(Data provided begins)
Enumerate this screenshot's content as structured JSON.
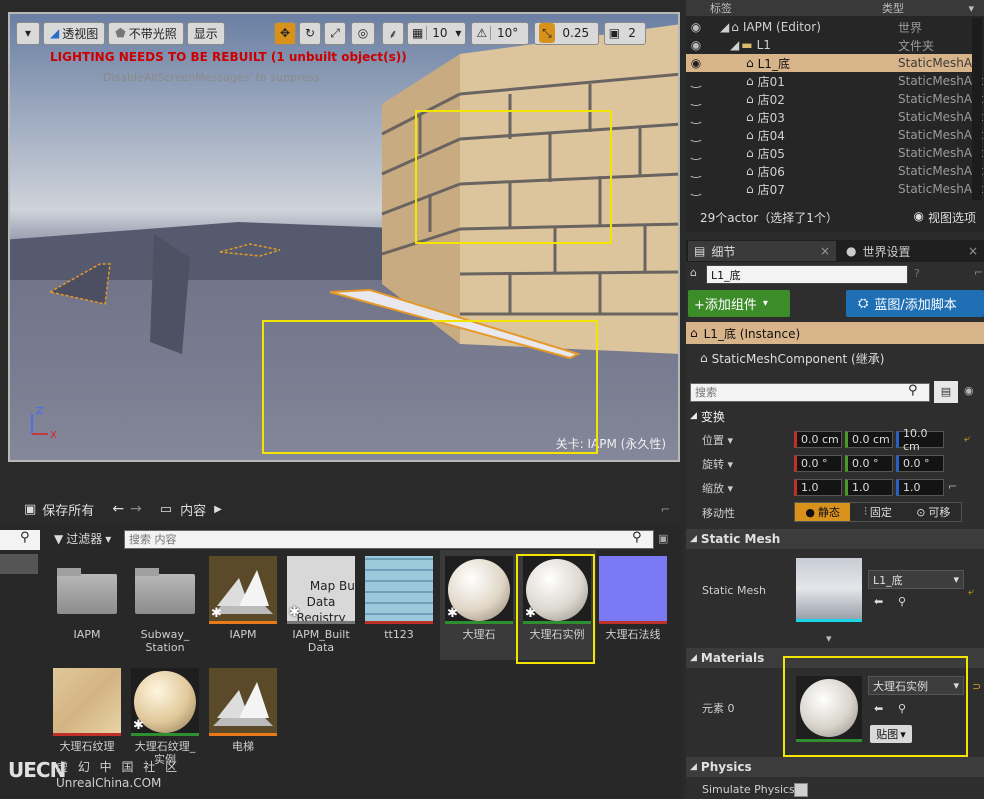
{
  "viewport": {
    "dropdown_icon": "chevron-down-icon",
    "perspective": "透视图",
    "lighting": "不带光照",
    "show": "显示",
    "grid_value": "10",
    "angle_value": "10°",
    "scale_value": "0.25",
    "speed_value": "2",
    "warning": "LIGHTING NEEDS TO BE REBUILT (1 unbuilt object(s))",
    "suppress": "'DisableAllScreenMessages' to suppress",
    "level": "关卡: IAPM (永久性)",
    "warning_color": "#cc0000"
  },
  "outliner": {
    "col_label": "标签",
    "col_type": "类型",
    "rows": [
      {
        "label": "IAPM (Editor)",
        "type": "世界"
      },
      {
        "label": "L1",
        "type": "文件夹"
      },
      {
        "label": "L1_底",
        "type": "StaticMeshAct"
      },
      {
        "label": "店01",
        "type": "StaticMeshAct"
      },
      {
        "label": "店02",
        "type": "StaticMeshAct"
      },
      {
        "label": "店03",
        "type": "StaticMeshAct"
      },
      {
        "label": "店04",
        "type": "StaticMeshAct"
      },
      {
        "label": "店05",
        "type": "StaticMeshAct"
      },
      {
        "label": "店06",
        "type": "StaticMeshAct"
      },
      {
        "label": "店07",
        "type": "StaticMeshAct"
      }
    ],
    "status": "29个actor（选择了1个）",
    "view_options": "视图选项"
  },
  "details": {
    "tab_details": "细节",
    "tab_world": "世界设置",
    "name": "L1_底",
    "add_component": "+添加组件",
    "blueprint": "蓝图/添加脚本",
    "instance": "L1_底 (Instance)",
    "component": "StaticMeshComponent (继承)",
    "search_placeholder": "搜索",
    "transform": "变换",
    "location": "位置",
    "rotation": "旋转",
    "scale": "缩放",
    "mobility": "移动性",
    "loc": [
      "0.0 cm",
      "0.0 cm",
      "10.0 cm"
    ],
    "rot": [
      "0.0 °",
      "0.0 °",
      "0.0 °"
    ],
    "scl": [
      "1.0",
      "1.0",
      "1.0"
    ],
    "mob_static": "静态",
    "mob_fixed": "固定",
    "mob_movable": "可移",
    "sm_section": "Static Mesh",
    "sm_label": "Static Mesh",
    "sm_value": "L1_底",
    "mat_section": "Materials",
    "element0": "元素 0",
    "mat_value": "大理石实例",
    "texture_btn": "贴图",
    "phys_section": "Physics",
    "simulate": "Simulate Physics",
    "accent": "#2f8f2f"
  },
  "content": {
    "save_all": "保存所有",
    "path": "内容",
    "filter": "过滤器",
    "search_placeholder": "搜索 内容",
    "assets": [
      {
        "label": "IAPM"
      },
      {
        "label": "Subway_\nStation"
      },
      {
        "label": "IAPM"
      },
      {
        "label": "IAPM_Built\nData",
        "thumb_text": "Map Build\nData\nRegistry"
      },
      {
        "label": "tt123"
      },
      {
        "label": "大理石"
      },
      {
        "label": "大理石实例"
      },
      {
        "label": "大理石法线"
      },
      {
        "label": "大理石纹理"
      },
      {
        "label": "大理石纹理_\n实例"
      },
      {
        "label": "电梯"
      }
    ],
    "watermark_logo": "UECN",
    "watermark_cn": "虚 幻 中 国 社 区",
    "watermark_url": "UnrealChina.COM"
  }
}
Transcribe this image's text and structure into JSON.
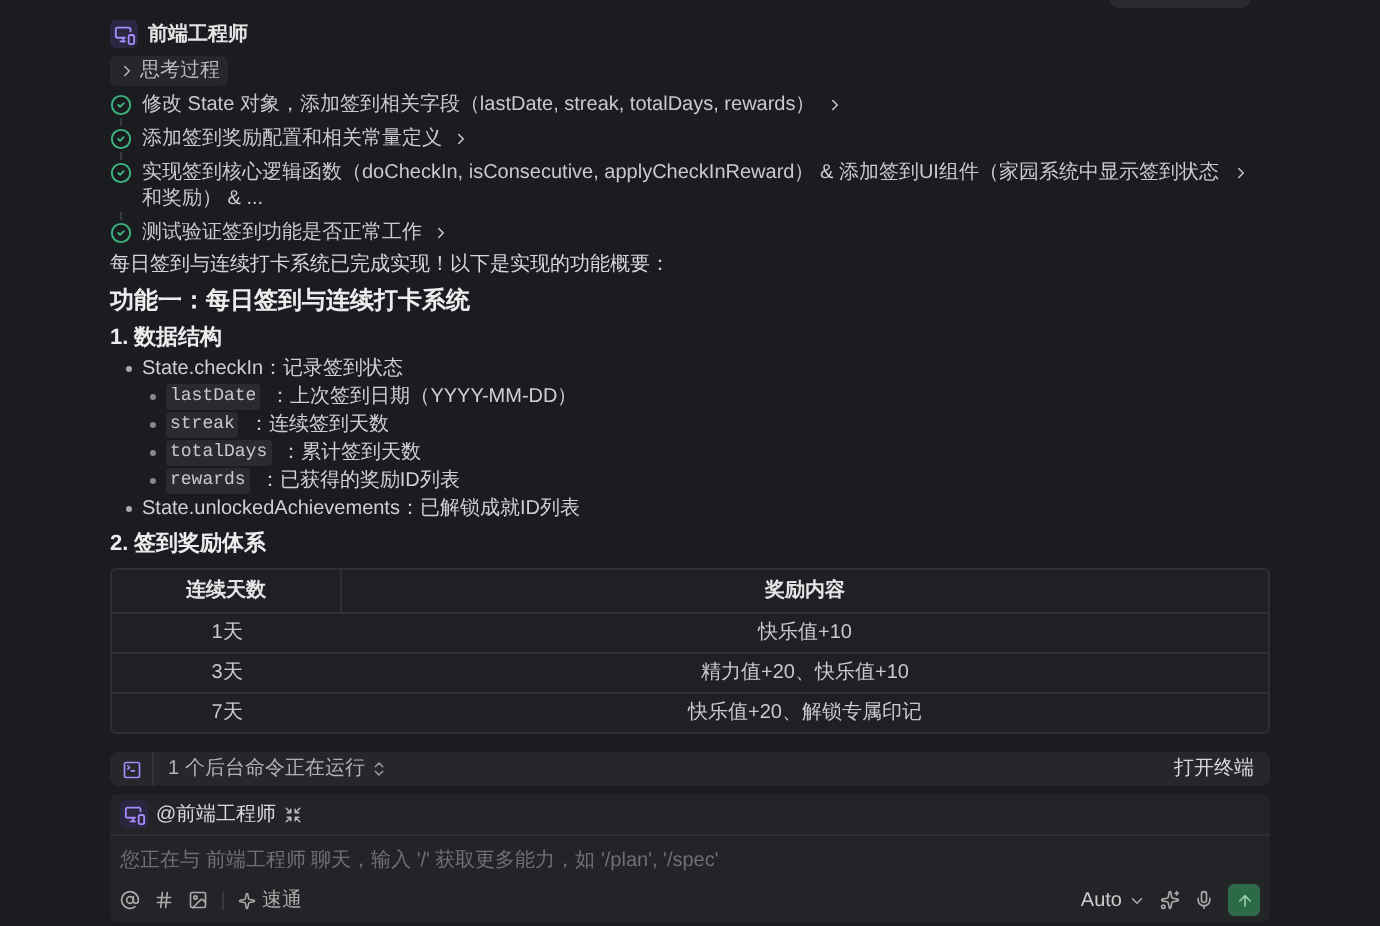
{
  "agent": {
    "name": "前端工程师"
  },
  "thinking": {
    "label": "思考过程",
    "expanded": false
  },
  "steps": [
    {
      "text": "修改 State 对象，添加签到相关字段（lastDate, streak, totalDays, rewards）",
      "done": true
    },
    {
      "text": "添加签到奖励配置和相关常量定义",
      "done": true
    },
    {
      "text": "实现签到核心逻辑函数（doCheckIn, isConsecutive, applyCheckInReward） & 添加签到UI组件（家园系统中显示签到状态和奖励） & ...",
      "done": true
    },
    {
      "text": "测试验证签到功能是否正常工作",
      "done": true
    }
  ],
  "intro": "每日签到与连续打卡系统已完成实现！以下是实现的功能概要：",
  "feature_title": "功能一：每日签到与连续打卡系统",
  "sections": [
    {
      "heading": "1. 数据结构",
      "bullets": [
        {
          "text": "State.checkIn：记录签到状态",
          "children": [
            {
              "code": "lastDate",
              "text": "：上次签到日期（YYYY-MM-DD）"
            },
            {
              "code": "streak",
              "text": "：连续签到天数"
            },
            {
              "code": "totalDays",
              "text": "：累计签到天数"
            },
            {
              "code": "rewards",
              "text": "：已获得的奖励ID列表"
            }
          ]
        },
        {
          "text": "State.unlockedAchievements：已解锁成就ID列表"
        }
      ]
    },
    {
      "heading": "2. 签到奖励体系",
      "table": {
        "columns": [
          "连续天数",
          "奖励内容"
        ],
        "rows": [
          [
            "1天",
            "快乐值+10"
          ],
          [
            "3天",
            "精力值+20、快乐值+10"
          ],
          [
            "7天",
            "快乐值+20、解锁专属印记"
          ]
        ]
      }
    }
  ],
  "status_bar": {
    "text": "1 个后台命令正在运行",
    "action": "打开终端"
  },
  "composer": {
    "mention": "@前端工程师",
    "placeholder": "您正在与 前端工程师 聊天，输入 '/' 获取更多能力，如 '/plan', '/spec'",
    "mode": "速通",
    "model": "Auto"
  }
}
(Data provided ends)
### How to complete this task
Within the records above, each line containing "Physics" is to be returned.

### Answer to this task
    "phys_section": "Physics",
    "simulate": "Simulate Physics",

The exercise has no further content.